Task statement :: Look through the records and copy each line with the string "CloudTrail" in it.

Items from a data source
________
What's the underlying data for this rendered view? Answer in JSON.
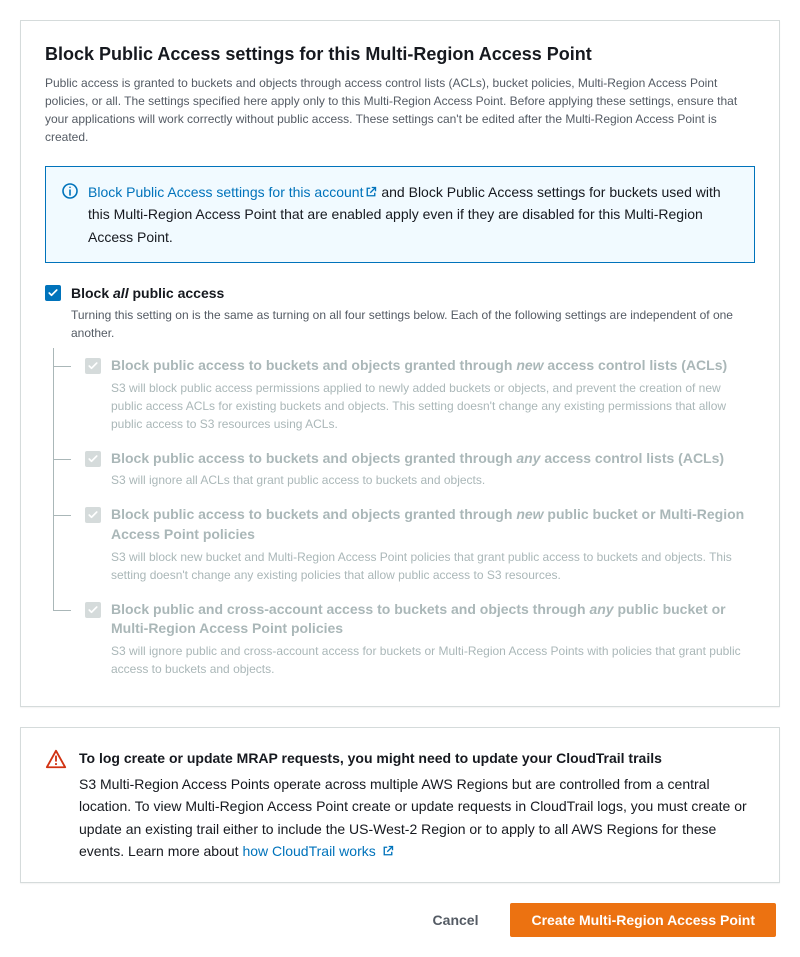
{
  "panel": {
    "title": "Block Public Access settings for this Multi-Region Access Point",
    "desc": "Public access is granted to buckets and objects through access control lists (ACLs), bucket policies, Multi-Region Access Point policies, or all. The settings specified here apply only to this Multi-Region Access Point. Before applying these settings, ensure that your applications will work correctly without public access. These settings can't be edited after the Multi-Region Access Point is created."
  },
  "info": {
    "link_text": "Block Public Access settings for this account",
    "text_after": " and Block Public Access settings for buckets used with this Multi-Region Access Point that are enabled apply even if they are disabled for this Multi-Region Access Point."
  },
  "block_all": {
    "label_prefix": "Block ",
    "label_italic": "all",
    "label_suffix": " public access",
    "desc": "Turning this setting on is the same as turning on all four settings below. Each of the following settings are independent of one another."
  },
  "sub": [
    {
      "label_prefix": "Block public access to buckets and objects granted through ",
      "label_italic": "new",
      "label_suffix": " access control lists (ACLs)",
      "desc": "S3 will block public access permissions applied to newly added buckets or objects, and prevent the creation of new public access ACLs for existing buckets and objects. This setting doesn't change any existing permissions that allow public access to S3 resources using ACLs."
    },
    {
      "label_prefix": "Block public access to buckets and objects granted through ",
      "label_italic": "any",
      "label_suffix": " access control lists (ACLs)",
      "desc": "S3 will ignore all ACLs that grant public access to buckets and objects."
    },
    {
      "label_prefix": "Block public access to buckets and objects granted through ",
      "label_italic": "new",
      "label_suffix": " public bucket or Multi-Region Access Point policies",
      "desc": "S3 will block new bucket and Multi-Region Access Point policies that grant public access to buckets and objects. This setting doesn't change any existing policies that allow public access to S3 resources."
    },
    {
      "label_prefix": "Block public and cross-account access to buckets and objects through ",
      "label_italic": "any",
      "label_suffix": " public bucket or Multi-Region Access Point policies",
      "desc": "S3 will ignore public and cross-account access for buckets or Multi-Region Access Points with policies that grant public access to buckets and objects."
    }
  ],
  "warn": {
    "title": "To log create or update MRAP requests, you might need to update your CloudTrail trails",
    "text_before": "S3 Multi-Region Access Points operate across multiple AWS Regions but are controlled from a central location. To view Multi-Region Access Point create or update requests in CloudTrail logs, you must create or update an existing trail either to include the US-West-2 Region or to apply to all AWS Regions for these events. Learn more about ",
    "link_text": "how CloudTrail works"
  },
  "buttons": {
    "cancel": "Cancel",
    "create": "Create Multi-Region Access Point"
  }
}
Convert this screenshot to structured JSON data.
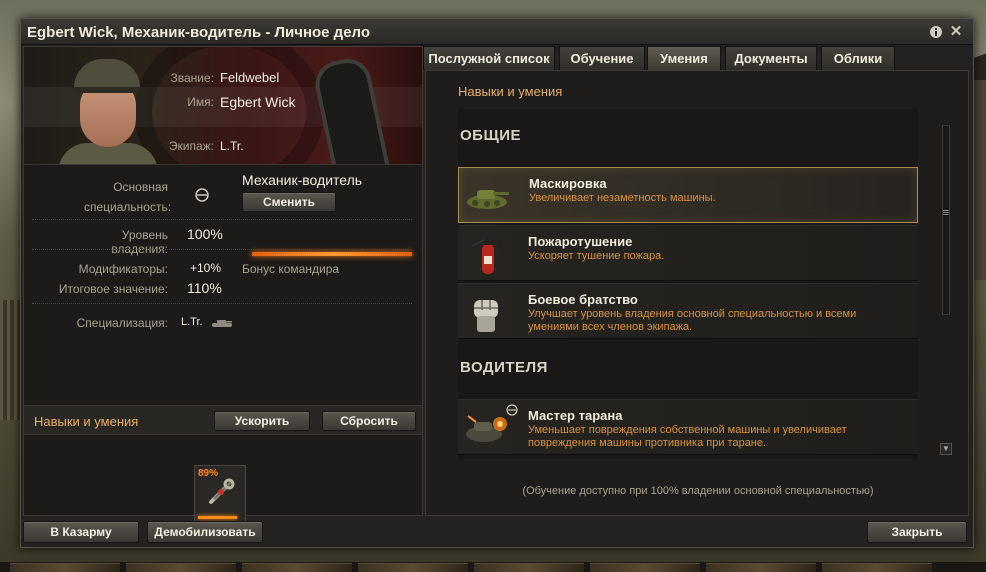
{
  "window": {
    "title": "Egbert Wick, Механик-водитель - Личное дело",
    "info_icon": "info-icon",
    "close_icon": "close-icon"
  },
  "profile": {
    "rank_label": "Звание:",
    "rank_value": "Feldwebel",
    "name_label": "Имя:",
    "name_value": "Egbert Wick",
    "crew_label": "Экипаж:",
    "crew_value": "L.Tr."
  },
  "specialty": {
    "label": "Основная специальность:",
    "value": "Механик-водитель",
    "change_button": "Сменить",
    "mastery_label": "Уровень владения:",
    "mastery_value": "100%",
    "mastery_level": 1.0,
    "modifiers_label": "Модификаторы:",
    "modifiers_value": "+10%",
    "modifiers_note": "Бонус командира",
    "total_label": "Итоговое значение:",
    "total_value": "110%",
    "specialization_label": "Специализация:",
    "specialization_value": "L.Tr."
  },
  "left_skills": {
    "title": "Навыки и умения",
    "accelerate_button": "Ускорить",
    "reset_button": "Сбросить",
    "slot_percent": "89%",
    "slot_progress": 0.89
  },
  "footer": {
    "barracks_button": "В Казарму",
    "demobilize_button": "Демобилизовать",
    "close_button": "Закрыть"
  },
  "tabs": [
    {
      "label": "Послужной список",
      "active": false
    },
    {
      "label": "Обучение",
      "active": false
    },
    {
      "label": "Умения",
      "active": true
    },
    {
      "label": "Документы",
      "active": false
    },
    {
      "label": "Облики",
      "active": false
    }
  ],
  "skills_panel": {
    "title": "Навыки и умения",
    "categories": [
      {
        "name": "ОБЩИЕ",
        "items": [
          {
            "name": "Маскировка",
            "desc": "Увеличивает незаметность машины.",
            "icon": "camouflage-tank-icon",
            "selected": true
          },
          {
            "name": "Пожаротушение",
            "desc": "Ускоряет тушение пожара.",
            "icon": "fire-extinguisher-icon",
            "selected": false
          },
          {
            "name": "Боевое братство",
            "desc": "Улучшает уровень владения основной специальностью и всеми умениями всех членов экипажа.",
            "icon": "fist-icon",
            "selected": false
          }
        ]
      },
      {
        "name": "ВОДИТЕЛЯ",
        "items": [
          {
            "name": "Мастер тарана",
            "desc": "Уменьшает повреждения собственной машины и увеличивает повреждения машины противника при таране.",
            "icon": "ramming-tank-icon",
            "selected": false
          }
        ]
      }
    ],
    "note": "(Обучение доступно при 100% владении основной специальностью)"
  },
  "colors": {
    "accent_orange": "#e8b06a",
    "desc_orange": "#d9923f",
    "progress": "#ff8a1a"
  }
}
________
Output of the task ::
    "title": "To log create or update MRAP requests, you might need to update your CloudTrail trails",
    "text_before": "S3 Multi-Region Access Points operate across multiple AWS Regions but are controlled from a central location. To view Multi-Region Access Point create or update requests in CloudTrail logs, you must create or update an existing trail either to include the US-West-2 Region or to apply to all AWS Regions for these events. Learn more about ",
    "link_text": "how CloudTrail works"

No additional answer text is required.